If the flu outbreak this fall is as widespread as some experts fear, students who stay home should use Web conferencing and podcasting technologies to try to stay current - a federal recommendation that could be too advanced for some poorer school districts to take advantage of.
The six-page guidelines issued by the Department of Education on Monday suggest closed-circuit television, DVDs and Internet usage, among other technology, to get information to students in anticipation of high absentee rates and temporary school shutdowns because of a flu outbreak.
But some families in inner cities like the District, where the announcement was made, might lack the means to follow the suggested federal guidelines.
“It would be very difficult,” said William Lockridge, D.C. State Board of Education representative for Wards 7 and 8, areas of the city east of the Anacostia River that tend to have higher rates of poverty. “Living in an economically depressed community, a lot of kids and parents don’t have access to computers. It would be very hard to get students information from the Internet or other methods through computers.”
Mr. Lockridge spoke about children waiting in line to access the few computers at the public library.
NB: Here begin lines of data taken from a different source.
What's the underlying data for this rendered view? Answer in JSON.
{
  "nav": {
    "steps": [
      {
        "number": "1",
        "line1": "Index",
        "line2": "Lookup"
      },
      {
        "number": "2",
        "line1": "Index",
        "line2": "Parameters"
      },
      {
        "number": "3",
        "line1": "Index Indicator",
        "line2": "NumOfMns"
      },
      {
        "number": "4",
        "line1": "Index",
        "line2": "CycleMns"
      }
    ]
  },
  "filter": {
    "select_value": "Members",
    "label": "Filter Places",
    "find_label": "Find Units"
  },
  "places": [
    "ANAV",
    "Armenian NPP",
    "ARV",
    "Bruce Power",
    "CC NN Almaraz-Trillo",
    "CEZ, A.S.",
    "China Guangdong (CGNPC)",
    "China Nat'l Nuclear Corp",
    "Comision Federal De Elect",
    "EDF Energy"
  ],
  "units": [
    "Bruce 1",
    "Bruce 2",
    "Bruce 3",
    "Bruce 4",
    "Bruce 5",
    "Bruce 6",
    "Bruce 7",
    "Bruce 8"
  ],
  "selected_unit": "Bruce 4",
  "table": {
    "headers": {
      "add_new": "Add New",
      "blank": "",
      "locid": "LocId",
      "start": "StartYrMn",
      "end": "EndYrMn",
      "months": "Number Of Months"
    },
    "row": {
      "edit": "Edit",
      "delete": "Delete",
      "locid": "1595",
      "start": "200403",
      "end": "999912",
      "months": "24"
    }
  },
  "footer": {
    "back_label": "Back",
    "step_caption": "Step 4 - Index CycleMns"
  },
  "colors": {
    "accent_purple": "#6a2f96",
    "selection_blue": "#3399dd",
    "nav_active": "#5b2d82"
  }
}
“If you can’t afford a computer, you can’t afford the access to the Internet,” he said.
Education Secretary Arne Duncan announced the recommendations on Monday at a press conference outside H.D. Cooke Elementary School in Northwest Washington. He appeared with Health and Human Services Secretary Kathleen Sebelius, D.C. Mayor Adrian M. Fenty and city schools Chancellor Michelle A. Rhee shortly before classes began to mark the first day of school and to discuss the effects that the H1N1 virus, which causes what is widely known as swine flu, could have on schools this year.
“Principals and teachers need to be prepared,” Mr. Duncan said. “Packages of learning materials need to be ready to send home to students. There need to be online resources for students to learn from at home. Teachers need to know how to contact parents and students to monitor their progress. And they need to provide tutorials over the phone and online.”
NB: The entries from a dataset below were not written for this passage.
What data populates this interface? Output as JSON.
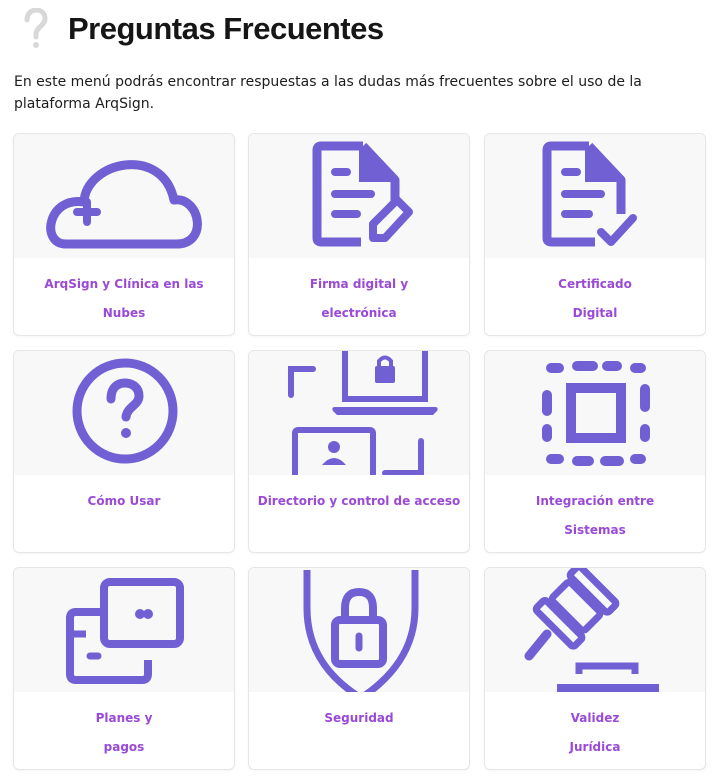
{
  "header": {
    "title": "Preguntas Frecuentes",
    "icon": "question-mark-icon"
  },
  "intro": "En este menú podrás encontrar respuestas a las dudas más frecuentes sobre el uso de la plataforma ArqSign.",
  "colors": {
    "accent": "#7060d4",
    "label": "#9a4ad6",
    "card_top": "#f8f8f8"
  },
  "cards": [
    {
      "icon": "cloud-plus-icon",
      "lines": [
        "ArqSign y Clínica en las Nubes"
      ]
    },
    {
      "icon": "document-edit-icon",
      "lines": [
        "Firma digital y",
        "electrónica"
      ]
    },
    {
      "icon": "document-check-icon",
      "lines": [
        "Certificado",
        "Digital"
      ]
    },
    {
      "icon": "question-circle-icon",
      "lines": [
        "Cómo Usar"
      ]
    },
    {
      "icon": "access-directory-icon",
      "lines": [
        "Directorio y control de acceso"
      ]
    },
    {
      "icon": "integration-icon",
      "lines": [
        "Integración entre",
        "Sistemas"
      ]
    },
    {
      "icon": "payment-cards-icon",
      "lines": [
        "Planes y",
        "pagos"
      ]
    },
    {
      "icon": "shield-lock-icon",
      "lines": [
        "Seguridad"
      ]
    },
    {
      "icon": "gavel-icon",
      "lines": [
        "Validez",
        "Jurídica"
      ]
    }
  ]
}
The President’s Council of Advisers on Science and Technology on Monday released a report that assessed the country’s preparedness for the H1N1 virus. According to Associated Press reports, the panel predicted that 20 percent to 40 percent of the U.S. population will suffer swine flu symptoms this fall and estimated that the virus will cause between 30,000 and 90,000 deaths, concentrated among children and young adults. The panel also recommended that at least 40 million doses of the vaccine be available by mid-September.
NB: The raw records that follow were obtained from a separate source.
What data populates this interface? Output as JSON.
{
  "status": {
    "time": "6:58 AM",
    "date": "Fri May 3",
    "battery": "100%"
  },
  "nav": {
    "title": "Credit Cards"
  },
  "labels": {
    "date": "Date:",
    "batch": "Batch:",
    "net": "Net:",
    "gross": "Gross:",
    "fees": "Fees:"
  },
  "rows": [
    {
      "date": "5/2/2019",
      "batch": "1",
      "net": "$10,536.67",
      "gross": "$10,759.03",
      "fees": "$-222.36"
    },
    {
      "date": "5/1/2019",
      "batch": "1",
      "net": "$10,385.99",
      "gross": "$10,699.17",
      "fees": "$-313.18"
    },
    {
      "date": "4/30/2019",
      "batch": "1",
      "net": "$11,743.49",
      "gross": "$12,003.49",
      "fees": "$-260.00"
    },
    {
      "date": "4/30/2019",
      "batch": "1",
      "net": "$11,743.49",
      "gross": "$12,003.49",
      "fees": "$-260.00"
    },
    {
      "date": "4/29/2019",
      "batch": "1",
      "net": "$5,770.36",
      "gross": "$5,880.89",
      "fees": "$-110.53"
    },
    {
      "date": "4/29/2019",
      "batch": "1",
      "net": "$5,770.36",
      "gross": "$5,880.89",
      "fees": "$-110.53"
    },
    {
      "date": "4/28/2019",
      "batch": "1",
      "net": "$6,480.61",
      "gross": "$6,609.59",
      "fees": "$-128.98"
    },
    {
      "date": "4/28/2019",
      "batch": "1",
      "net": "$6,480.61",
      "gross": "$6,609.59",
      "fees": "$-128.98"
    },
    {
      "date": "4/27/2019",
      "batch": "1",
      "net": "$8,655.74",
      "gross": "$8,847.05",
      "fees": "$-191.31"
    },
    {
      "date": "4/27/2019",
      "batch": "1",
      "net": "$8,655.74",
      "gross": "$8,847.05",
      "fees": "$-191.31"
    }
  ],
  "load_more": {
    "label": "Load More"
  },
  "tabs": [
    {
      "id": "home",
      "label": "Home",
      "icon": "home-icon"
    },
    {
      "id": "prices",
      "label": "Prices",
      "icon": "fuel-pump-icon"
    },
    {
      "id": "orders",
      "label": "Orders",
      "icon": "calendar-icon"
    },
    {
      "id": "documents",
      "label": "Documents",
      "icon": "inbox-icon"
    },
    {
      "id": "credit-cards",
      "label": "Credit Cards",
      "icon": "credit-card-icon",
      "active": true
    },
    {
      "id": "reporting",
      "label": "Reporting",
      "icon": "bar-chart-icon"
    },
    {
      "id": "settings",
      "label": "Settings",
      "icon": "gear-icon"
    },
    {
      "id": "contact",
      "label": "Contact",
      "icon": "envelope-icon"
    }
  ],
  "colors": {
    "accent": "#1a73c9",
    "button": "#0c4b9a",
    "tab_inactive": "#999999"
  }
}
The recommendations say officials are “mindful that available resources will play a part in determining how each school creates its continuity of learning plan” and also suggest more traditional options for getting materials to students, including hard-copy versions of reference materials, take-home assignments, teacher check-ins and tutorials.
Lisa Raymond, D.C. State Board of Education president, said it is important for those implementing the plans to bridge the “digital divide,” a term commonly used to describe the gap between those who have access to information through technology and those who do not.
“It’s important for the District to meet the needs of all of their students,” Mrs. Raymond said. “Some schools and some parents won’t have access to that technology. Those schools should get the educational support they would need.”
Virginia-based Association of Teacher Educators is a mentor program that prepares teachers for the classroom. Executive Director David Ritchey said schools are being proactive in providing all students access to technology.
“Not only are costs coming down, but there’s a lot more effort to provide electronic advantages to those who were missing them before in order to cross that digital divide,” Mr. Ritchey said. “Some are going to have more access than others, but schools are doing as much as they can.”
Mrs. Sebelius addressed ways to prevent the spread of the H1N1 virus, which has killed at least 522 people and hospitalized nearly 8,000 nationwide as of Thursday, according to the Centers for Disease Control and Prevention. Symptoms of the flu include fever, cough, sore throat, headache, chills and fatigue. Severe illness and death have been associated with the virus.